Historical treatments of essentialism
Mary Winsor :
Actually, I suspect that many of us are allowing the spectre of modern creationism to bias our understanding of a pre-Darwinian creationist like Linnaeus. To a modern biologist who does not believe in God, Linnaeus's explicit piety has the effect of making the essentialism story seem plausible, but the link connecting these realms was the insight of a later generation. In 1857 Louis Agassiz, disturbed by the rising interest in evolution, argued in his "Essay on Classification" that the Creator had conceived each species in his divine intellect before giving it material existence (Winsor, 1991). He repeated these ideas after Darwin's revolutionary book appeared in 1859, and Agassiz remained adamant that the patterns recorded by taxonomists were direct evidence of God's thoughts. But all this was a century after Linnaeus.

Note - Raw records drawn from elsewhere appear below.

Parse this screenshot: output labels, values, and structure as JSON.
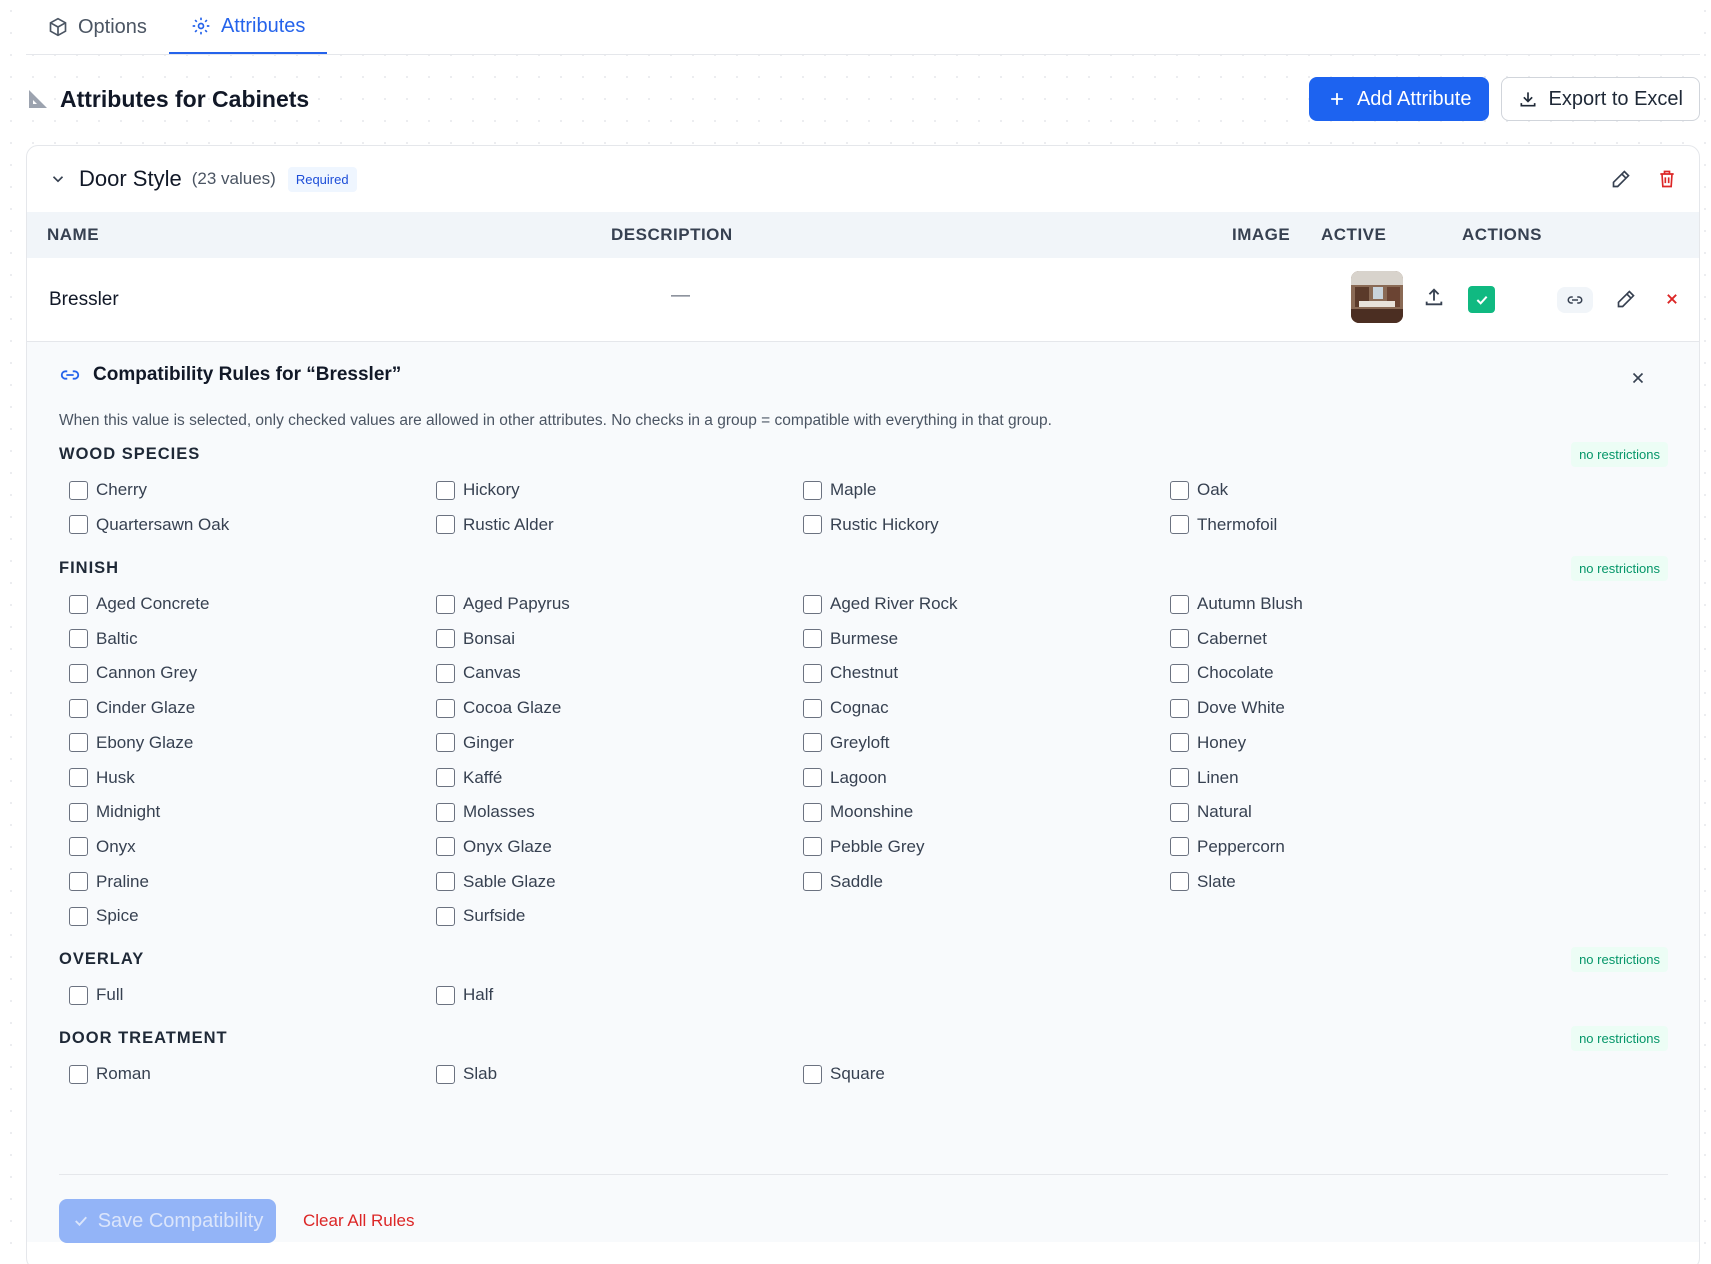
{
  "tabs": [
    {
      "label": "Options",
      "icon": "package-icon",
      "active": false
    },
    {
      "label": "Attributes",
      "icon": "gear-icon",
      "active": true
    }
  ],
  "header": {
    "title": "Attributes for Cabinets",
    "add_label": "Add Attribute",
    "export_label": "Export to Excel"
  },
  "attribute": {
    "name": "Door Style",
    "count": "(23 values)",
    "required_badge": "Required"
  },
  "table": {
    "columns": {
      "name": "NAME",
      "description": "DESCRIPTION",
      "image": "IMAGE",
      "active": "ACTIVE",
      "actions": "ACTIONS"
    },
    "row": {
      "name": "Bressler",
      "description": "—",
      "active": true
    }
  },
  "compat": {
    "title": "Compatibility Rules for “Bressler”",
    "description": "When this value is selected, only checked values are allowed in other attributes. No checks in a group = compatible with everything in that group.",
    "badge": "no restrictions",
    "save_label": "Save Compatibility",
    "clear_label": "Clear All Rules",
    "groups": [
      {
        "name": "WOOD SPECIES",
        "options": [
          "Cherry",
          "Hickory",
          "Maple",
          "Oak",
          "Quartersawn Oak",
          "Rustic Alder",
          "Rustic Hickory",
          "Thermofoil"
        ]
      },
      {
        "name": "FINISH",
        "options": [
          "Aged Concrete",
          "Aged Papyrus",
          "Aged River Rock",
          "Autumn Blush",
          "Baltic",
          "Bonsai",
          "Burmese",
          "Cabernet",
          "Cannon Grey",
          "Canvas",
          "Chestnut",
          "Chocolate",
          "Cinder Glaze",
          "Cocoa Glaze",
          "Cognac",
          "Dove White",
          "Ebony Glaze",
          "Ginger",
          "Greyloft",
          "Honey",
          "Husk",
          "Kaffé",
          "Lagoon",
          "Linen",
          "Midnight",
          "Molasses",
          "Moonshine",
          "Natural",
          "Onyx",
          "Onyx Glaze",
          "Pebble Grey",
          "Peppercorn",
          "Praline",
          "Sable Glaze",
          "Saddle",
          "Slate",
          "Spice",
          "Surfside"
        ]
      },
      {
        "name": "OVERLAY",
        "options": [
          "Full",
          "Half"
        ]
      },
      {
        "name": "DOOR TREATMENT",
        "options": [
          "Roman",
          "Slab",
          "Square"
        ]
      }
    ]
  },
  "colors": {
    "accent": "#1d63f0",
    "active": "#10b981",
    "danger": "#dc2626",
    "restriction": "#059669"
  }
}
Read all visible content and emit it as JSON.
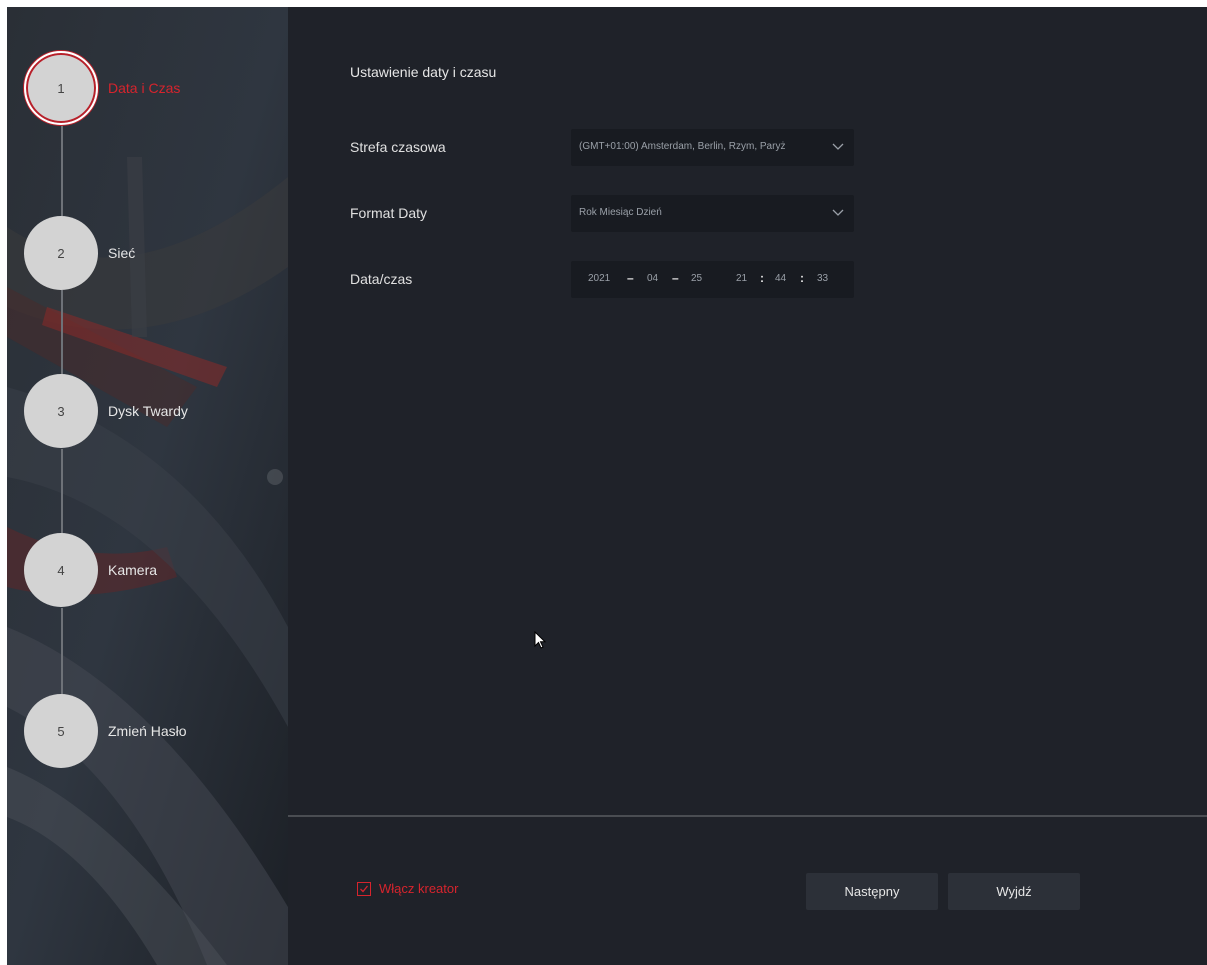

In Linnaeus's day the "requirements of Christian faith," contrary to Mayr's claim (1982: 259), did not forbid the possibility that the "kinds" mentioned in the Book of Genesis could have been at the taxonomists' rank of genus rather than species.